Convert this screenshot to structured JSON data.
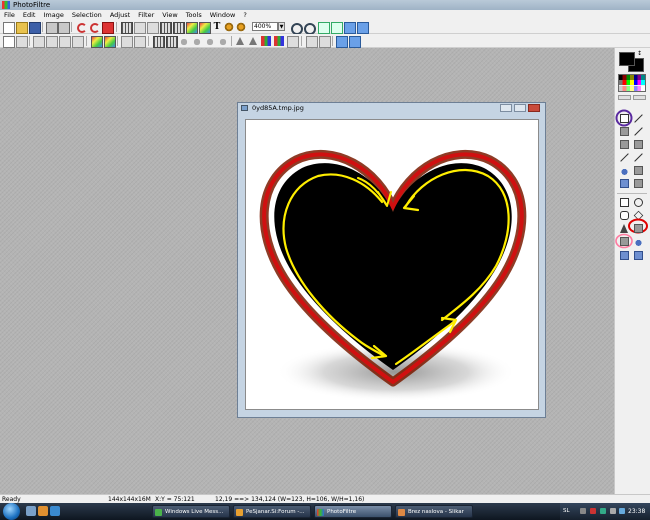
{
  "window": {
    "title": "PhotoFiltre"
  },
  "menu": [
    "File",
    "Edit",
    "Image",
    "Selection",
    "Adjust",
    "Filter",
    "View",
    "Tools",
    "Window",
    "?"
  ],
  "toolbar": {
    "zoom_value": "400%"
  },
  "image_window": {
    "title": "0yd85A.tmp.jpg"
  },
  "status": {
    "ready": "Ready",
    "image_size": "144x144x16M",
    "cursor": "X:Y = 75:121",
    "selection": "12,19 ==> 134,124 (W=123, H=106, W/H=1,16)"
  },
  "taskbar": {
    "items": [
      {
        "label": "Windows Live Mess...",
        "active": false
      },
      {
        "label": "PeSjanar.Si:Forum -...",
        "active": false
      },
      {
        "label": "PhotoFiltre",
        "active": true
      },
      {
        "label": "Brez naslova - Slikar",
        "active": false
      }
    ],
    "language": "SL",
    "clock": "23:38"
  },
  "colors": {
    "foreground": "#000000",
    "background": "#000000",
    "heart_fill": "#000000",
    "heart_outline": "#d01010",
    "heart_glow": "#7a1a00",
    "annotation_yellow": "#ffee00",
    "marker_purple": "#5a2aa0",
    "marker_red": "#e00000",
    "marker_pink": "#ff7aa0"
  },
  "icons": {
    "right_panel": [
      "selection-arrow-icon",
      "eyedropper-icon",
      "magic-wand-icon",
      "line-icon",
      "fill-bucket-icon",
      "spray-icon",
      "brush-icon",
      "pencil-icon",
      "blur-drop-icon",
      "smudge-icon",
      "stamp-icon",
      "rectangle-icon",
      "ellipse-icon",
      "rounded-rect-icon",
      "diamond-icon",
      "triangle-icon",
      "lasso-icon",
      "polygon-icon",
      "pattern-icon"
    ]
  }
}
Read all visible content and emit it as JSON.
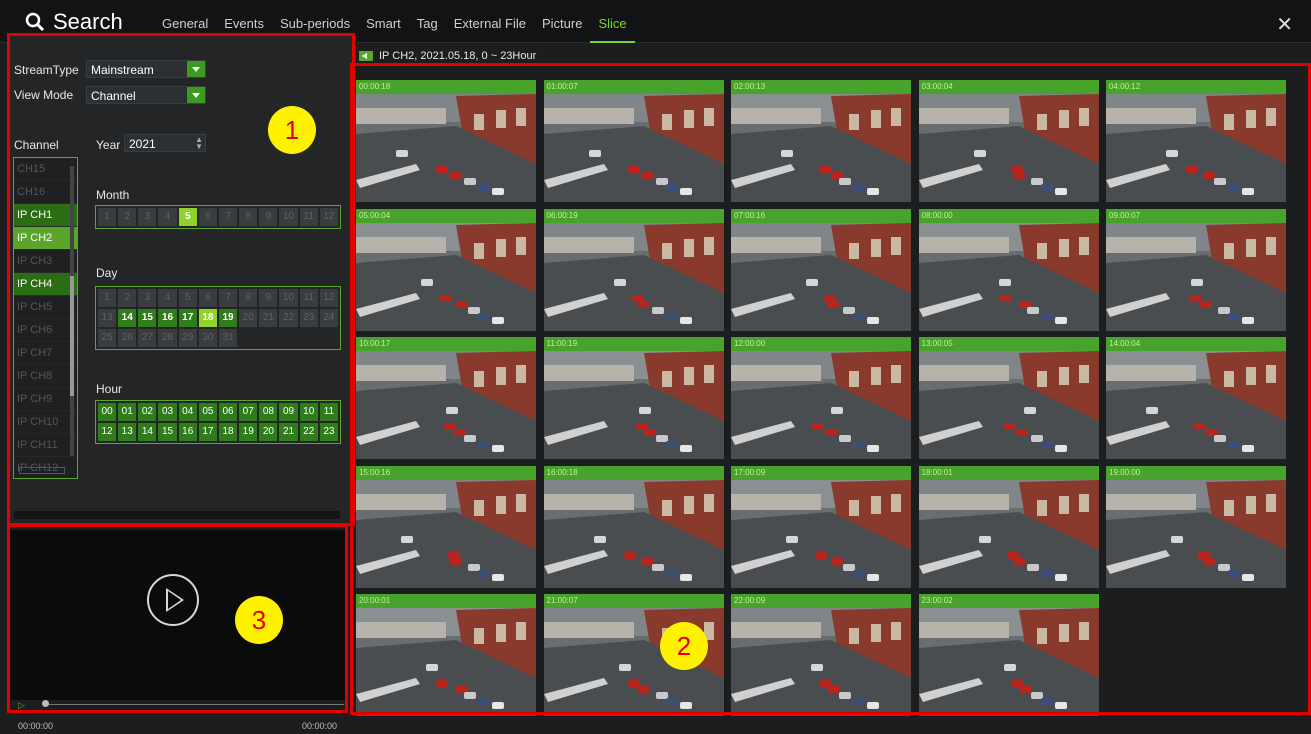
{
  "app": {
    "title": "Search"
  },
  "tabs": [
    "General",
    "Events",
    "Sub-periods",
    "Smart",
    "Tag",
    "External File",
    "Picture",
    "Slice"
  ],
  "active_tab": "Slice",
  "left": {
    "stream_type_label": "StreamType",
    "stream_type_value": "Mainstream",
    "view_mode_label": "View Mode",
    "view_mode_value": "Channel",
    "channel_label": "Channel",
    "year_label": "Year",
    "year_value": "2021",
    "month_label": "Month",
    "day_label": "Day",
    "hour_label": "Hour",
    "channels": [
      {
        "name": "CH15",
        "state": "off"
      },
      {
        "name": "CH16",
        "state": "off"
      },
      {
        "name": "IP CH1",
        "state": "on"
      },
      {
        "name": "IP CH2",
        "state": "selected"
      },
      {
        "name": "IP CH3",
        "state": "off"
      },
      {
        "name": "IP CH4",
        "state": "on"
      },
      {
        "name": "IP CH5",
        "state": "off"
      },
      {
        "name": "IP CH6",
        "state": "off"
      },
      {
        "name": "IP CH7",
        "state": "off"
      },
      {
        "name": "IP CH8",
        "state": "off"
      },
      {
        "name": "IP CH9",
        "state": "off"
      },
      {
        "name": "IP CH10",
        "state": "off"
      },
      {
        "name": "IP CH11",
        "state": "off"
      },
      {
        "name": "IP CH12",
        "state": "off"
      }
    ],
    "months": [
      "1",
      "2",
      "3",
      "4",
      "5",
      "6",
      "7",
      "8",
      "9",
      "10",
      "11",
      "12"
    ],
    "month_selected": "5",
    "days": [
      "1",
      "2",
      "3",
      "4",
      "5",
      "6",
      "7",
      "8",
      "9",
      "10",
      "11",
      "12",
      "13",
      "14",
      "15",
      "16",
      "17",
      "18",
      "19",
      "20",
      "21",
      "22",
      "23",
      "24",
      "25",
      "26",
      "27",
      "28",
      "29",
      "30",
      "31"
    ],
    "days_enabled": [
      "14",
      "15",
      "16",
      "17",
      "19"
    ],
    "day_selected": "18",
    "hours": [
      "00",
      "01",
      "02",
      "03",
      "04",
      "05",
      "06",
      "07",
      "08",
      "09",
      "10",
      "11",
      "12",
      "13",
      "14",
      "15",
      "16",
      "17",
      "18",
      "19",
      "20",
      "21",
      "22",
      "23"
    ]
  },
  "player": {
    "time_start": "00:00:00",
    "time_end": "00:00:00"
  },
  "slice_header": "IP CH2,  2021.05.18,  0 ~ 23Hour",
  "thumbnails": [
    "00:00:18",
    "01:00:07",
    "02:00:13",
    "03:00:04",
    "04:00:12",
    "05:00:04",
    "06:00:19",
    "07:00:16",
    "08:00:00",
    "09:00:07",
    "10:00:17",
    "11:00:19",
    "12:00:00",
    "13:00:05",
    "14:00:04",
    "15:00:16",
    "16:00:18",
    "17:00:09",
    "18:00:01",
    "19:00:00",
    "20:00:01",
    "21:00:07",
    "22:00:09",
    "23:00:02"
  ],
  "annotations": [
    "1",
    "2",
    "3"
  ],
  "colors": {
    "accent": "#5aa52a",
    "highlight": "#e30000",
    "badge": "#fff200"
  }
}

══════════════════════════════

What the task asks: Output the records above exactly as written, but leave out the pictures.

Solution below:
Convert this screenshot to structured JSON data.
{
  "window": {
    "title": "PhotoFiltre"
  },
  "menu": [
    "File",
    "Edit",
    "Image",
    "Selection",
    "Adjust",
    "Filter",
    "View",
    "Tools",
    "Window",
    "?"
  ],
  "toolbar": {
    "zoom_value": "400%"
  },
  "image_window": {
    "title": "0yd85A.tmp.jpg"
  },
  "status": {
    "ready": "Ready",
    "image_size": "144x144x16M",
    "cursor": "X:Y = 75:121",
    "selection": "12,19 ==> 134,124 (W=123, H=106, W/H=1,16)"
  },
  "taskbar": {
    "items": [
      {
        "label": "Windows Live Mess...",
        "active": false
      },
      {
        "label": "PeSjanar.Si:Forum -...",
        "active": false
      },
      {
        "label": "PhotoFiltre",
        "active": true
      },
      {
        "label": "Brez naslova - Slikar",
        "active": false
      }
    ],
    "language": "SL",
    "clock": "23:38"
  },
  "colors": {
    "foreground": "#000000",
    "background": "#000000",
    "heart_fill": "#000000",
    "heart_outline": "#d01010",
    "heart_glow": "#7a1a00",
    "annotation_yellow": "#ffee00",
    "marker_purple": "#5a2aa0",
    "marker_red": "#e00000",
    "marker_pink": "#ff7aa0"
  },
  "icons": {
    "right_panel": [
      "selection-arrow-icon",
      "eyedropper-icon",
      "magic-wand-icon",
      "line-icon",
      "fill-bucket-icon",
      "spray-icon",
      "brush-icon",
      "pencil-icon",
      "blur-drop-icon",
      "smudge-icon",
      "stamp-icon",
      "rectangle-icon",
      "ellipse-icon",
      "rounded-rect-icon",
      "diamond-icon",
      "triangle-icon",
      "lasso-icon",
      "polygon-icon",
      "pattern-icon"
    ]
  }
}
Read all visible content and emit it as JSON.
{
  "app": {
    "title": "Search"
  },
  "tabs": [
    "General",
    "Events",
    "Sub-periods",
    "Smart",
    "Tag",
    "External File",
    "Picture",
    "Slice"
  ],
  "active_tab": "Slice",
  "left": {
    "stream_type_label": "StreamType",
    "stream_type_value": "Mainstream",
    "view_mode_label": "View Mode",
    "view_mode_value": "Channel",
    "channel_label": "Channel",
    "year_label": "Year",
    "year_value": "2021",
    "month_label": "Month",
    "day_label": "Day",
    "hour_label": "Hour",
    "channels": [
      {
        "name": "CH15",
        "state": "off"
      },
      {
        "name": "CH16",
        "state": "off"
      },
      {
        "name": "IP CH1",
        "state": "on"
      },
      {
        "name": "IP CH2",
        "state": "selected"
      },
      {
        "name": "IP CH3",
        "state": "off"
      },
      {
        "name": "IP CH4",
        "state": "on"
      },
      {
        "name": "IP CH5",
        "state": "off"
      },
      {
        "name": "IP CH6",
        "state": "off"
      },
      {
        "name": "IP CH7",
        "state": "off"
      },
      {
        "name": "IP CH8",
        "state": "off"
      },
      {
        "name": "IP CH9",
        "state": "off"
      },
      {
        "name": "IP CH10",
        "state": "off"
      },
      {
        "name": "IP CH11",
        "state": "off"
      },
      {
        "name": "IP CH12",
        "state": "off"
      }
    ],
    "months": [
      "1",
      "2",
      "3",
      "4",
      "5",
      "6",
      "7",
      "8",
      "9",
      "10",
      "11",
      "12"
    ],
    "month_selected": "5",
    "days": [
      "1",
      "2",
      "3",
      "4",
      "5",
      "6",
      "7",
      "8",
      "9",
      "10",
      "11",
      "12",
      "13",
      "14",
      "15",
      "16",
      "17",
      "18",
      "19",
      "20",
      "21",
      "22",
      "23",
      "24",
      "25",
      "26",
      "27",
      "28",
      "29",
      "30",
      "31"
    ],
    "days_enabled": [
      "14",
      "15",
      "16",
      "17",
      "19"
    ],
    "day_selected": "18",
    "hours": [
      "00",
      "01",
      "02",
      "03",
      "04",
      "05",
      "06",
      "07",
      "08",
      "09",
      "10",
      "11",
      "12",
      "13",
      "14",
      "15",
      "16",
      "17",
      "18",
      "19",
      "20",
      "21",
      "22",
      "23"
    ]
  },
  "player": {
    "time_start": "00:00:00",
    "time_end": "00:00:00"
  },
  "slice_header": "IP CH2,  2021.05.18,  0 ~ 23Hour",
  "thumbnails": [
    "00:00:18",
    "01:00:07",
    "02:00:13",
    "03:00:04",
    "04:00:12",
    "05:00:04",
    "06:00:19",
    "07:00:16",
    "08:00:00",
    "09:00:07",
    "10:00:17",
    "11:00:19",
    "12:00:00",
    "13:00:05",
    "14:00:04",
    "15:00:16",
    "16:00:18",
    "17:00:09",
    "18:00:01",
    "19:00:00",
    "20:00:01",
    "21:00:07",
    "22:00:09",
    "23:00:02"
  ],
  "annotations": [
    "1",
    "2",
    "3"
  ],
  "colors": {
    "accent": "#5aa52a",
    "highlight": "#e30000",
    "badge": "#fff200"
  }
}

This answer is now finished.